I got to this article by way of the radar. Being a tech entrepreneur myself, I see a lot of similarities in what you are saying. Great article!
I like what I read. It gives food for my mind to think about. Thanks for the write up.
Great article. I like to see original thinking and writing like this.
Spot-on, IMHO ;) Jives with my experience.
It's good to see #2 on the list. Every successful entrepreneur I know is an information junkie and always seems to be reading a ton of things at once.
That was a very motivational blog for me. I wonder if everyone feels like they are all 15 of those things, even though they are probably not.
Very nice complement to Rael's article on Radar! The hardest part for me has not been having good ideas, but in finding a partner. I am determined NOT to do this thing alone, but everyone seems to be into his/her own thing. We'll see how things mesh in my new home (Seattle), which seems to feed the entrepreneurial spirit. One things I would add to the list is to talk to other people 9even if email is preferred), because at the end of the day, tools are for people, not the other way around! I would LOVE to set up a shop wherein each person has a passion, but we might share other skills (like, in my case, legal training).
I think the software industry (in a lot of cases) can't HANDLE people like this. Look at all of the founders who have been absorbed by larger software organizations (Reddit, Dodgeball, etc.) and have run screaming in the other direction.
Excellent post! Although I am not a "software" guy, I am entrepreneurial. One thing I have learned over my short career is that it's okay if you don't know everything; just find the right people to fill those voids. I have found that listening to those that know more than you on a certain topic, can be an invaluable experience. Again, thank you for an excellent post.

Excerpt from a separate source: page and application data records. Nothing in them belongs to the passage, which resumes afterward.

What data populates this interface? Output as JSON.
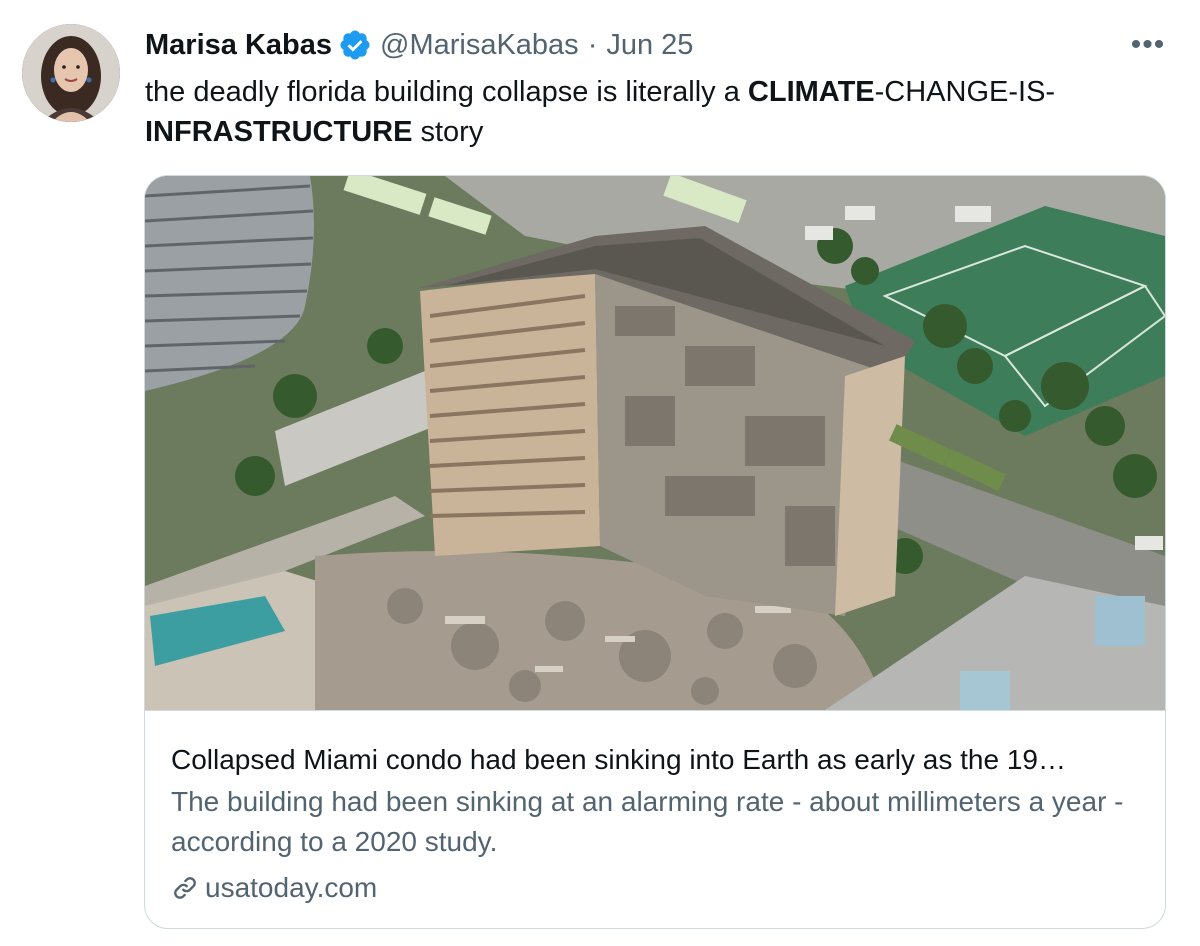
{
  "tweet": {
    "author": {
      "display_name": "Marisa Kabas",
      "handle": "@MarisaKabas",
      "verified_icon": "verified-badge-icon",
      "avatar": "avatar-photo"
    },
    "separator": "·",
    "date": "Jun 25",
    "more_icon": "more-options-icon",
    "more_glyph": "•••",
    "text_parts": {
      "p1": "the deadly florida building collapse is literally a ",
      "p2_bold": "CLIMATE",
      "p3": "-CHANGE-IS-",
      "p4_bold": "INFRASTRUCTURE",
      "p5": " story"
    }
  },
  "card": {
    "image": "collapsed-building-aerial-photo",
    "title": "Collapsed Miami condo had been sinking into Earth as early as the 19…",
    "description": "The building had been sinking at an alarming rate - about millimeters a year - according to a 2020 study.",
    "domain": "usatoday.com",
    "domain_icon": "link-icon"
  },
  "colors": {
    "text_primary": "#0f1419",
    "text_secondary": "#536471",
    "verified_blue": "#1d9bf0",
    "card_border": "#cfd9de"
  }
}
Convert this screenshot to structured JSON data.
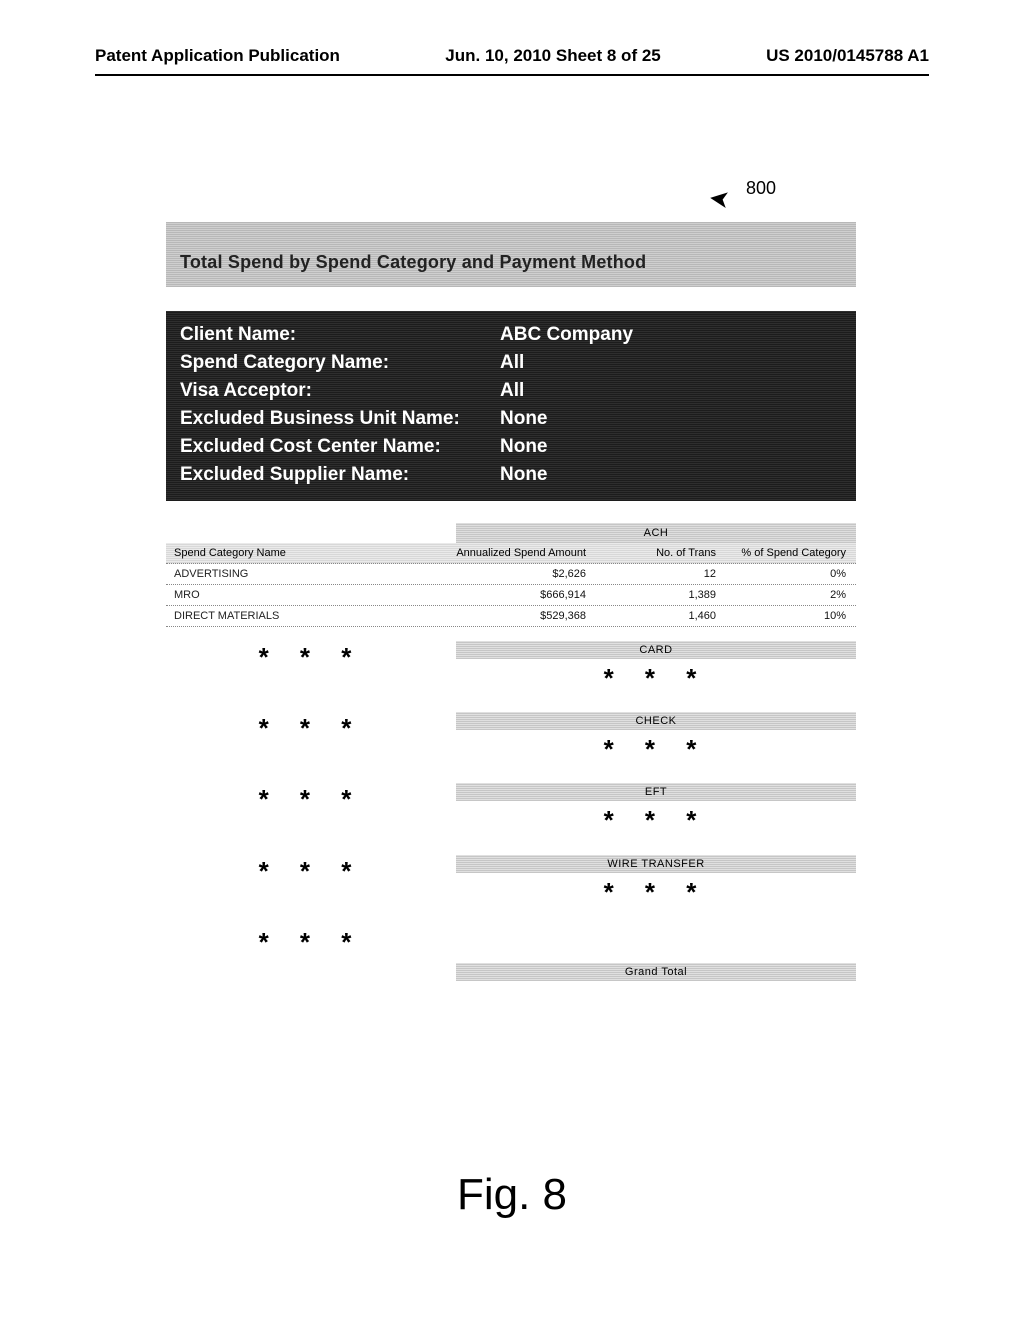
{
  "header": {
    "left": "Patent Application Publication",
    "mid": "Jun. 10, 2010  Sheet 8 of 25",
    "right": "US 2010/0145788 A1"
  },
  "figure_ref": "800",
  "title": "Total Spend by Spend Category and Payment Method",
  "params": [
    {
      "label": "Client Name:",
      "value": "ABC Company"
    },
    {
      "label": "Spend Category Name:",
      "value": "All"
    },
    {
      "label": "Visa Acceptor:",
      "value": "All"
    },
    {
      "label": "Excluded Business Unit Name:",
      "value": "None"
    },
    {
      "label": "Excluded Cost Center Name:",
      "value": "None"
    },
    {
      "label": "Excluded Supplier Name:",
      "value": "None"
    }
  ],
  "table": {
    "group_header": "ACH",
    "columns": {
      "category": "Spend Category Name",
      "annualized": "Annualized Spend Amount",
      "trans": "No. of Trans",
      "pct": "% of Spend Category"
    },
    "rows": [
      {
        "category": "ADVERTISING",
        "annualized": "$2,626",
        "trans": "12",
        "pct": "0%"
      },
      {
        "category": "MRO",
        "annualized": "$666,914",
        "trans": "1,389",
        "pct": "2%"
      },
      {
        "category": "DIRECT MATERIALS",
        "annualized": "$529,368",
        "trans": "1,460",
        "pct": "10%"
      }
    ]
  },
  "omitted_sections": [
    "CARD",
    "CHECK",
    "EFT",
    "WIRE TRANSFER"
  ],
  "grand_total_label": "Grand Total",
  "stars": "* * *",
  "figure_caption": "Fig. 8"
}
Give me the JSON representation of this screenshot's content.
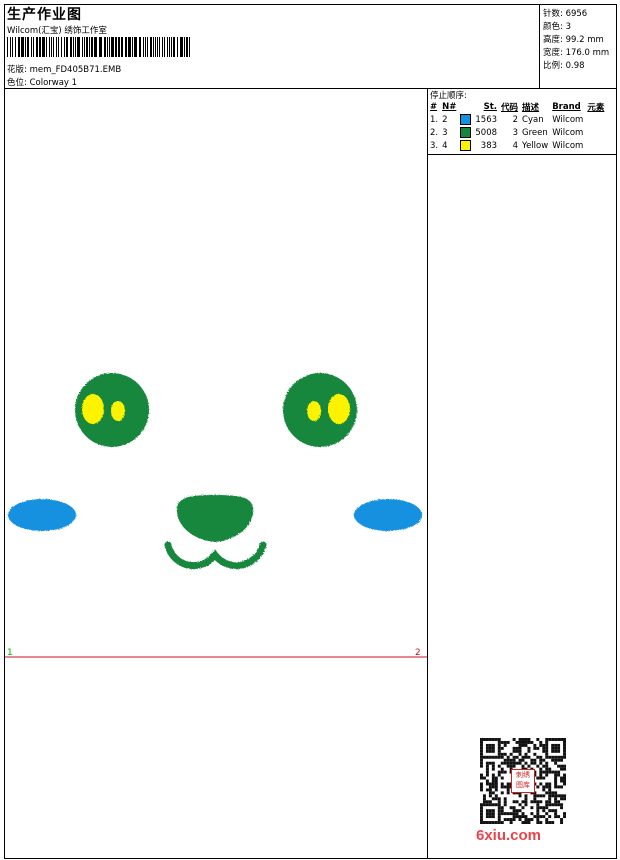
{
  "header": {
    "title": "生产作业图",
    "company": "Wilcom(汇宝) 绣饰工作室",
    "design_label": "花版:",
    "design_value": "mem_FD405B71.EMB",
    "colorway_label": "色位:",
    "colorway_value": "Colorway 1"
  },
  "stats": [
    {
      "label": "针数:",
      "value": "6956"
    },
    {
      "label": "颜色:",
      "value": "3"
    },
    {
      "label": "高度:",
      "value": "99.2 mm"
    },
    {
      "label": "宽度:",
      "value": "176.0 mm"
    },
    {
      "label": "比例:",
      "value": "0.98"
    }
  ],
  "stop_sequence": {
    "heading": "停止顺序:",
    "columns": [
      "#",
      "N#",
      "St.",
      "代码",
      "描述",
      "Brand",
      "元素"
    ],
    "rows": [
      {
        "idx": "1.",
        "needle": "2",
        "stitches": "1563",
        "code": "2",
        "desc": "Cyan",
        "brand": "Wilcom",
        "color": "#1591e0"
      },
      {
        "idx": "2.",
        "needle": "3",
        "stitches": "5008",
        "code": "3",
        "desc": "Green",
        "brand": "Wilcom",
        "color": "#14873e"
      },
      {
        "idx": "3.",
        "needle": "4",
        "stitches": "383",
        "code": "4",
        "desc": "Yellow",
        "brand": "Wilcom",
        "color": "#fdf200"
      }
    ]
  },
  "preview": {
    "marker_start": "1",
    "marker_end": "2",
    "colors": {
      "cyan": "#1591e0",
      "green": "#14873e",
      "yellow": "#fdf200",
      "guide": "#c8102e",
      "start": "#00b000"
    }
  },
  "watermark": {
    "text": "6xiu.com",
    "seal_lines": [
      "刺绣",
      "图库"
    ]
  }
}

could you please bullet ways by which one can become successful using the software programmes